### What needs to be done
Search the entries for the word "title" and return every line where it is found.

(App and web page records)
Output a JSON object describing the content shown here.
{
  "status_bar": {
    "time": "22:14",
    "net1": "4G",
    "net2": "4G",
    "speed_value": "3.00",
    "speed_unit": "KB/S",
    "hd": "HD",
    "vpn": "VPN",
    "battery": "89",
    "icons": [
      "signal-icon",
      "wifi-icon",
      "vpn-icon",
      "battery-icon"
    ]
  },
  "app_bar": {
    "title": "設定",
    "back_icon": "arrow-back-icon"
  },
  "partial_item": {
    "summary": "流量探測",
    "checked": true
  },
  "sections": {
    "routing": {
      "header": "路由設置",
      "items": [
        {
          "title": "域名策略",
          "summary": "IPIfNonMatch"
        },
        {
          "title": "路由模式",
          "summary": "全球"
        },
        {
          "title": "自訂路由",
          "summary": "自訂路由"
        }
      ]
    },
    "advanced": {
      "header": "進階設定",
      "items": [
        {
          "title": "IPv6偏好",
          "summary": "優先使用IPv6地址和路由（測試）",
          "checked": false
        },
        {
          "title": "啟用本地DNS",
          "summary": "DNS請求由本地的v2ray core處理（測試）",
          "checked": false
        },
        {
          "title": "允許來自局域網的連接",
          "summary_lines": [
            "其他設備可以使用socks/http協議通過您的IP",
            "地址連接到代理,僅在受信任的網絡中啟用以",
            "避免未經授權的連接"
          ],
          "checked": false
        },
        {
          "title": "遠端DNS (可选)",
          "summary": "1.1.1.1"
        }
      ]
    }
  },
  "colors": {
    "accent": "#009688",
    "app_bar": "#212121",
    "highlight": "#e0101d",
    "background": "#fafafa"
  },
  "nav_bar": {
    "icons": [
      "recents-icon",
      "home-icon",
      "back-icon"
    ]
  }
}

### Task answer
    "title": "設定",
          "title": "域名策略",
          "title": "路由模式",
          "title": "自訂路由",
          "title": "IPv6偏好",
          "title": "啟用本地DNS",
          "title": "允許來自局域網的連接",
          "title": "遠端DNS (可选)",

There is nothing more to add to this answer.